National Academy of Sciences Calls on Congress to End Moratorium that Hurts U.S.

December 18, 1998

In a move that will help America’s troubled fishing industry, a National Academy of Sciences panel today recommended that Congress lift a 1996 moratorium on individual fishing quotas, allowing regional fishery management councils to use modern market mechanisms to preserve US fisheries. The Environmental Defense Fund (EDF) supports transferable fishing quotas, under which an annual total allowable catch is divided into individual fishing quotas and distributed to fishermen, who may then enter and leave the fishery, or adjust their individual catch by buying and selling quota shares.

“Congress tied the hands of fishery managers two years ago when it put the moratorium in place.
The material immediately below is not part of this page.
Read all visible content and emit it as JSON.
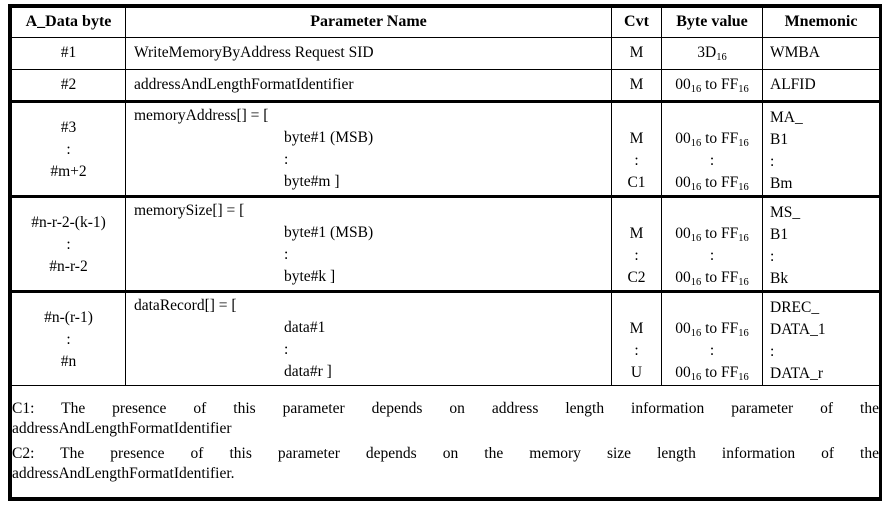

Today a panel of top experts told Congress to end the moratorium and save America’s fishing industry,” said Doug Hopkins, an EDF senior attorney. “EDF joins the Academy in calling on Congress to lift the moratorium and let regional fishery management councils get back to work. The nation’s fishery management councils urgently need this new tool to solve the problems of overfishing, overcapitalization and fish stock depletion. In too many fishing communities, old-style fishery management has failed, creating severe economic hardships and devastating social and ecological disruptions.”

“Current fishery management is a maze of confusing regulations that create many destructive economic incentives,” said Pete Emerson, an EDF senior economist. “But transferable fishing quotas give each fisherman a direct economic stake in the long term sustainability of the fishery. As initially lower catch levels allow depleted fish stocks to gradually rebuild, the value of transferable fishing quotas rises, reflecting a healthy fishery which can sustain higher catch levels, longer seasons and better fishing jobs.”

“Transferable fishing quotas can help eliminate ecologically destructive fishing practices,” said EDF senior scientist Rod Fujita. “They should bring an end to the ruinous ‘derby’ seasons ? some as short as only a few days a year ? that are common in many overcapitalized fisheries where too many boats are chasing too few fish. By spreading their fishing over a long season and matching their vessel size and gear to their quota, fishermen can reduce the incidental killing of non-targeted species and will have the time to use fishing gear and techniques that are less habitat-destructive.”

Congress passed the 1996 moratorium in response to questions about the potential social and economic effects of transferable fishing quotas. The Academy’s report recommends several responsible approaches, strongly endorsed by EDF, to assure transferable fishing quota plans are developed in an equitable and fair manner.